The Interactive Games and Entertainment Association (IGEA), the Australian Mobile Telecommunications Association (AMTA), and machinery manufacturer John Deere have once again pushed back on the proposal that any right to repair changes need to be introduced in Australia. In its response to the Productivity Commission's right-to-repair draft report, IGEA knocked back support for several of the recommendations that were put forward. These include enabling the Australian Competition and Consumer Commission (ACCC) to develop and publish estimates of the minimum expected durability for products, such as video game consoles and devices, and requiring manufacturers to include additional mandatory warranty text that state entitlements to consumer guarantees under Australian Consumer Law (ACL) do not require consumers to use authorised repair services or spare parts. It repeatedly cited in its latest submission [PDF] that making changes would "cause confusion for consumers", pointing out for instance that additional text may "erroneously cause consumers to believe that their entitlements under the voluntary warranty (as opposed to the guarantees) do not require consumers to use authorised repair services or spare parts (which may not necessarily be true)". As part of providing additional information to the Productivity Commission, IGEA added that if manufacturers were required to make additional repair information available where they could bypass Trusted Platform Modules, it would open up the potential for the information to be "weaponised" by malicious actors, particularly as there are no licensing or certification schemes for electronic repairers that would help manufacturers discern between legitimate and illegitimate repairers. IGEA also took the opportunity to defend video game console manufacturers saying that it is in the "financial interest" of console makers that customers have "well-functioning and reliable devices that last for years".

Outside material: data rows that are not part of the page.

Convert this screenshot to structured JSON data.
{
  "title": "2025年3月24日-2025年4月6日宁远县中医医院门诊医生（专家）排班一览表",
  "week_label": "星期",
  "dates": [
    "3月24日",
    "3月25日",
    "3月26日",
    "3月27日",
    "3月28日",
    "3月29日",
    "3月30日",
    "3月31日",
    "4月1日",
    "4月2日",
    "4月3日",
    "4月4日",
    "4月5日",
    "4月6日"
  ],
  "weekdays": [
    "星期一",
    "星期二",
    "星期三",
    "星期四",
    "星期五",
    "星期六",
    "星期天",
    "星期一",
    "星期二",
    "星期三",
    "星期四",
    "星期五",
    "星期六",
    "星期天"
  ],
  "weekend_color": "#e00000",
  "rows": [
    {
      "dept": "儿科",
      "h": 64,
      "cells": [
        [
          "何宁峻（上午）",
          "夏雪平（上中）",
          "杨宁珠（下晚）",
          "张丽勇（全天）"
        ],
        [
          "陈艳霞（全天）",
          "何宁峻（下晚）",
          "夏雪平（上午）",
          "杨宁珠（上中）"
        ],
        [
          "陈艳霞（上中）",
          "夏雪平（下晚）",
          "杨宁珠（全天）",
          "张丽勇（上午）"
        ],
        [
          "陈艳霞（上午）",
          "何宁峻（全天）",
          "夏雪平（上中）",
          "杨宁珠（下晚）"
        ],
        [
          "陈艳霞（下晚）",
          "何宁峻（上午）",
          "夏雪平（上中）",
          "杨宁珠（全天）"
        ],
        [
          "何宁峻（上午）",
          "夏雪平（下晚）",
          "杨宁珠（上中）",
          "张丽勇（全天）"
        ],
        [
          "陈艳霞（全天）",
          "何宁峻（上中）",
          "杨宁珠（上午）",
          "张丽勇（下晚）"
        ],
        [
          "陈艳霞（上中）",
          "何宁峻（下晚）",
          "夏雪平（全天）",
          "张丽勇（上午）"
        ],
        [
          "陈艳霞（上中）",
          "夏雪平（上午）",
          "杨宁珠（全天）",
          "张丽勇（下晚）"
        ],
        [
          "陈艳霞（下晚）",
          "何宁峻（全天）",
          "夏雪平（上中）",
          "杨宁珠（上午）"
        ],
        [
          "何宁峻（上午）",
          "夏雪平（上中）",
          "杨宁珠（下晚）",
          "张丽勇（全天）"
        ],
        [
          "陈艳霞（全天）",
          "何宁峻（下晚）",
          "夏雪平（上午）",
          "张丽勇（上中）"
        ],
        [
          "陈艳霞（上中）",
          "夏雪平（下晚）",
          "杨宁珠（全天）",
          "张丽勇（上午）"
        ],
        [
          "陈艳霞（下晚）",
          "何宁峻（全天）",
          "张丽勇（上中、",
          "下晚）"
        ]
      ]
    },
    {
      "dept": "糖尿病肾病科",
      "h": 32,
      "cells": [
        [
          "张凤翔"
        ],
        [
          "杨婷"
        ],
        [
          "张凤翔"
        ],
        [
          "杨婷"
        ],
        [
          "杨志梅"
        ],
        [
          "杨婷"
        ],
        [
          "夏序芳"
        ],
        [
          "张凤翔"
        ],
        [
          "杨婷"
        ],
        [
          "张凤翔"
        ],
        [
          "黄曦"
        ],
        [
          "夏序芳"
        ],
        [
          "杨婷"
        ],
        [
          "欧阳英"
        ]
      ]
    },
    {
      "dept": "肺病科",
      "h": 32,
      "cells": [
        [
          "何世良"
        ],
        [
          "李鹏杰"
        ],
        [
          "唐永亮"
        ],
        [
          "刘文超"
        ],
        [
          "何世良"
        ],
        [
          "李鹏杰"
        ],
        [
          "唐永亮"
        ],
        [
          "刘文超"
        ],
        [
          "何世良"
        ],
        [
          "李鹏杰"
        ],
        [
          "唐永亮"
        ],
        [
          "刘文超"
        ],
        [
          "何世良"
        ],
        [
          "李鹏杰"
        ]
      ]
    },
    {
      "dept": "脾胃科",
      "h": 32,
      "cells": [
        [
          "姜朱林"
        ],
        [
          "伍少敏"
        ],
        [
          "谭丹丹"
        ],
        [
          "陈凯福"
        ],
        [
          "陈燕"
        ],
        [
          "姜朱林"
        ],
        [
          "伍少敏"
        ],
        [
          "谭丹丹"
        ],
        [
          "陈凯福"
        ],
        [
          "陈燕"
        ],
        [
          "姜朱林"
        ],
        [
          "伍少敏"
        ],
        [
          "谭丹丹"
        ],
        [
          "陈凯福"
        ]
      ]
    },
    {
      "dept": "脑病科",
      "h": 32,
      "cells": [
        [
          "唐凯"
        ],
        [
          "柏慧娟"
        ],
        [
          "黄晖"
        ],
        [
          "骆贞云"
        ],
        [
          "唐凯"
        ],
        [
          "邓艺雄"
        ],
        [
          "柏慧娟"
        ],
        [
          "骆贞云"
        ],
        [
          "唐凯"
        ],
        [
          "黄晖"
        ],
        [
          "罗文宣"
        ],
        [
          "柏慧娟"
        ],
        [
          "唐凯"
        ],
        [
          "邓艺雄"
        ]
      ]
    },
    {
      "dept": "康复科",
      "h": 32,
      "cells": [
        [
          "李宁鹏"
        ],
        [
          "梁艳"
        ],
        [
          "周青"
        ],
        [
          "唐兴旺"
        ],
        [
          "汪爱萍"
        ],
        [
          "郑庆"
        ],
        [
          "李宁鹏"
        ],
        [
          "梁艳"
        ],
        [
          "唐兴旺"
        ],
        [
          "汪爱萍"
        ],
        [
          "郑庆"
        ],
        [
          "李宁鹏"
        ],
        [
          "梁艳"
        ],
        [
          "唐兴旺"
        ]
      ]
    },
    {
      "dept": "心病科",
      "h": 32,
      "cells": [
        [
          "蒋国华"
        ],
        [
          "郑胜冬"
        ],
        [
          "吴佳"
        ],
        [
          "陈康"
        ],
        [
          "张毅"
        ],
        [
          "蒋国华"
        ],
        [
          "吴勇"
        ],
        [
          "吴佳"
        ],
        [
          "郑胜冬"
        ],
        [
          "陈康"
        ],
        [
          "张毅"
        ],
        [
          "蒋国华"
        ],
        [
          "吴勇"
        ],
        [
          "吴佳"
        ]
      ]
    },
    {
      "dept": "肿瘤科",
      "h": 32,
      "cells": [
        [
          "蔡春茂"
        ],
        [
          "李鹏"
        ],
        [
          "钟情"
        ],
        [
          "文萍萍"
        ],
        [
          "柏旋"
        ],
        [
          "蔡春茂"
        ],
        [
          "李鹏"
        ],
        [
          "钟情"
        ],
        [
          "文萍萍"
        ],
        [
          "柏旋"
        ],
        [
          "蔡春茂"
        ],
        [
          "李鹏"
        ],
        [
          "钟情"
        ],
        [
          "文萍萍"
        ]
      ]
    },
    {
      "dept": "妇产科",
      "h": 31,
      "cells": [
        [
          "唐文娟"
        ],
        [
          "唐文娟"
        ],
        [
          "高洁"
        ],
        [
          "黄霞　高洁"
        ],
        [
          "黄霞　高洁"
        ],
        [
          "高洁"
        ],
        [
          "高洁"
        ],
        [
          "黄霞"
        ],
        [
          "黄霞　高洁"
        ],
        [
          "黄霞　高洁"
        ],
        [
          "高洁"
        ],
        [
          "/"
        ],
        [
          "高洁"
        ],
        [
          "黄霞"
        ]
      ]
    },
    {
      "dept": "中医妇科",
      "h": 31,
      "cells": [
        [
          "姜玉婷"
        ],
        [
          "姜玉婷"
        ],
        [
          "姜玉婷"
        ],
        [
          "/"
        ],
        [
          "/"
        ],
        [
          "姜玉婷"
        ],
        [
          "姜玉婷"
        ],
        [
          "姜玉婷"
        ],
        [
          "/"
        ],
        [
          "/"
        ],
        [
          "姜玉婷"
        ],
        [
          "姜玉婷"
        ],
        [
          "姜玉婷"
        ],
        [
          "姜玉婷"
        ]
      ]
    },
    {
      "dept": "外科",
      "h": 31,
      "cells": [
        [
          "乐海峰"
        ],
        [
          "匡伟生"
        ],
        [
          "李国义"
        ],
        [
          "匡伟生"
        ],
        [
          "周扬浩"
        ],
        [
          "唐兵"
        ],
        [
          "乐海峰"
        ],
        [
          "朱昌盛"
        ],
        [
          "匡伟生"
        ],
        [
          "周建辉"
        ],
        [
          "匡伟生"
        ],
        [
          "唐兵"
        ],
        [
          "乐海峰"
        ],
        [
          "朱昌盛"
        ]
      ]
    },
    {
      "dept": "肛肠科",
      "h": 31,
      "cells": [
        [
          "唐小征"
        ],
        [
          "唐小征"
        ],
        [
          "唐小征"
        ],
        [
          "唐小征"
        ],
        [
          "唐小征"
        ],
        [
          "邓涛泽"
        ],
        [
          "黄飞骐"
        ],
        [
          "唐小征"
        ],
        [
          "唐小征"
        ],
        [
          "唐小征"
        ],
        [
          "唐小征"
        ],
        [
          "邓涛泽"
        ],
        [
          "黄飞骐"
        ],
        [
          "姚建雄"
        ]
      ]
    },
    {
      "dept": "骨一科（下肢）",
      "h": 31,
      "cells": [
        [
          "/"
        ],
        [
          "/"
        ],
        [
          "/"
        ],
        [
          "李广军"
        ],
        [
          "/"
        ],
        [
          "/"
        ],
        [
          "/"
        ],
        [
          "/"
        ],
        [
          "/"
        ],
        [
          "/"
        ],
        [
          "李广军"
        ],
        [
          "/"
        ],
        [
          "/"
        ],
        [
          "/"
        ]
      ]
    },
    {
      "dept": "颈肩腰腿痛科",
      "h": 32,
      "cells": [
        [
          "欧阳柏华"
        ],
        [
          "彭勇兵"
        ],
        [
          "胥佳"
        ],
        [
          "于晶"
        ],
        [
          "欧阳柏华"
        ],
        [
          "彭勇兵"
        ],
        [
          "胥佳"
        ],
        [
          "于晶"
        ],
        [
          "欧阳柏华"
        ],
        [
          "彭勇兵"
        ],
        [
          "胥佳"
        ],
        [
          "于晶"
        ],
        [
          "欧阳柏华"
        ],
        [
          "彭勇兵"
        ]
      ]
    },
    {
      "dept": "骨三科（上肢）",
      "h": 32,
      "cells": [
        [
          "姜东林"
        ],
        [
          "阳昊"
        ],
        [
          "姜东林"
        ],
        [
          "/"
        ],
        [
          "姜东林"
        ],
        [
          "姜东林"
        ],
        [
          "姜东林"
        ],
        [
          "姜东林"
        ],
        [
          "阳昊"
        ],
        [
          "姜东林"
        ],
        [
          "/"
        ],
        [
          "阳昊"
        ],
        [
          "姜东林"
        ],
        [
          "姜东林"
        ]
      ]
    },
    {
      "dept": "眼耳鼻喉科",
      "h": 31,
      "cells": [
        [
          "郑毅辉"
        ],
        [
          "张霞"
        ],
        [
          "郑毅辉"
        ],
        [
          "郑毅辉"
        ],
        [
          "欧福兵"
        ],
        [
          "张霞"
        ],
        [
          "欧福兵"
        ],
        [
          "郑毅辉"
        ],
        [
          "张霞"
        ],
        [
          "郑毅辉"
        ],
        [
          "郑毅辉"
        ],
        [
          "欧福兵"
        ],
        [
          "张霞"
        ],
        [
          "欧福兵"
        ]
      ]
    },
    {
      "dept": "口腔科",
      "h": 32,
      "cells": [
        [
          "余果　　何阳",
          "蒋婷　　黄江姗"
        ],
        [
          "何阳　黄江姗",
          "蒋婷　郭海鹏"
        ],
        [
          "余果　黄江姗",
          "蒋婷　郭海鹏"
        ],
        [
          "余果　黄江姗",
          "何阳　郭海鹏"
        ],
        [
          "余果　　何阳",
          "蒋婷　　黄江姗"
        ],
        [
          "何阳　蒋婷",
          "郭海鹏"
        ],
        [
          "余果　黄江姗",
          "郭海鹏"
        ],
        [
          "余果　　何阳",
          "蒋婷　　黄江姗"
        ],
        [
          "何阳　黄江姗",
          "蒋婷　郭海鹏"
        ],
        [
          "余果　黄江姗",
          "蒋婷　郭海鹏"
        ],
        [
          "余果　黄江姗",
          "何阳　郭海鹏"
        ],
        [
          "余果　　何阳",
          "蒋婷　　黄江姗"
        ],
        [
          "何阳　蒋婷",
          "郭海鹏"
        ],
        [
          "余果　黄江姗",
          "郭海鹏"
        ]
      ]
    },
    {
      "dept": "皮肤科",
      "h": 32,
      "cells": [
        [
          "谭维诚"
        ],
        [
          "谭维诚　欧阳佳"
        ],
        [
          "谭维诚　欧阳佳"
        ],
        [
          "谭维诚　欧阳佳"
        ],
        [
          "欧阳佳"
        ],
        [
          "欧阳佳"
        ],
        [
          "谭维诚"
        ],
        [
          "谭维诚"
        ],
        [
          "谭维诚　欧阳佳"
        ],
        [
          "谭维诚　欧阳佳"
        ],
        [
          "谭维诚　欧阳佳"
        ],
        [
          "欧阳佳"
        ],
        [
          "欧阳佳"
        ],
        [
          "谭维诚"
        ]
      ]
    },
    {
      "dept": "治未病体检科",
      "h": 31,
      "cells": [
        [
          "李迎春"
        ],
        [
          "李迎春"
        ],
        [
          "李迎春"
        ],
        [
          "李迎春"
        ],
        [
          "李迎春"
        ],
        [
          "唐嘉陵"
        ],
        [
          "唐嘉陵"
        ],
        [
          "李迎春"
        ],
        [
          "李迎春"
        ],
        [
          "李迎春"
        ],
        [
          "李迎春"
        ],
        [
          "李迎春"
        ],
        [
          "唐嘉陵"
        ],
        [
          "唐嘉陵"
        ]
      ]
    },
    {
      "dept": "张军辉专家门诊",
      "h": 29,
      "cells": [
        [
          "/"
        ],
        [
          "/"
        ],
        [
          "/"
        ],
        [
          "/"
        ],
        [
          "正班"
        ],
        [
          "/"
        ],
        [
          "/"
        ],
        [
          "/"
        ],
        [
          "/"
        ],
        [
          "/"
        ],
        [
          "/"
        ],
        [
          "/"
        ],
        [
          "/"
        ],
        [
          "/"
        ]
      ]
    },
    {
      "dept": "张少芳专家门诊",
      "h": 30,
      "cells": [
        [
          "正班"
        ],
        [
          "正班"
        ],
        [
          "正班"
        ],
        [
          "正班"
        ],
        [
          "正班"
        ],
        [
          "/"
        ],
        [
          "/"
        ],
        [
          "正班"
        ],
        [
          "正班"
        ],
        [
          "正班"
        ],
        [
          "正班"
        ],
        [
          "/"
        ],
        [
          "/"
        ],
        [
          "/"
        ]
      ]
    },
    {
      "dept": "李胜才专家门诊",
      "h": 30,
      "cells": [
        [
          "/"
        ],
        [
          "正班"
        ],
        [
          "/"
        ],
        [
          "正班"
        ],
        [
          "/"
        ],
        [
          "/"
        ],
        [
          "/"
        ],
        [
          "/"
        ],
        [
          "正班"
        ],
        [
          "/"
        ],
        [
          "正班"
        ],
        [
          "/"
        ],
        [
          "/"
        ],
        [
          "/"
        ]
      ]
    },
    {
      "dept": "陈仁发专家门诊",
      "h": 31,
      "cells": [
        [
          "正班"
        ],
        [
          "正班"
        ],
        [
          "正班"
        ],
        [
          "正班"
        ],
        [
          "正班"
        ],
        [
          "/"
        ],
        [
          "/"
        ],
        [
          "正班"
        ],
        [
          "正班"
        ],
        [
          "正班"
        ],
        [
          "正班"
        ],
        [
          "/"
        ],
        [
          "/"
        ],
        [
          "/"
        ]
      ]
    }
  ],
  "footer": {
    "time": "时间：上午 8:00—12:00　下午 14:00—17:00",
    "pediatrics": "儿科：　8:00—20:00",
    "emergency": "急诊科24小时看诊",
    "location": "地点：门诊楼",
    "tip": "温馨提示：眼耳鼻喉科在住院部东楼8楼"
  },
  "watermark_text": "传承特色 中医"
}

In order for you to succeed and thrive in this position we believe you possess at least 5 years proven experience as a Senior Software Engineer with industrial background. This includes extensive experience in software development, scripting and project management and that you have excellent programming skills (e.g., C, C, Java and Python). As a person, we see that you are curious, goal-oriented, flexible, and communicative. You have an analytical mind with a problem-solving attitude. You are skilled in presenting and documenting your work, as well as work from your research colleagues both in English and Swedish, i.e., to describe the problem, the solution, and the approach in an understandable manner. You have at least a Master's Degree in computer science or a related degree.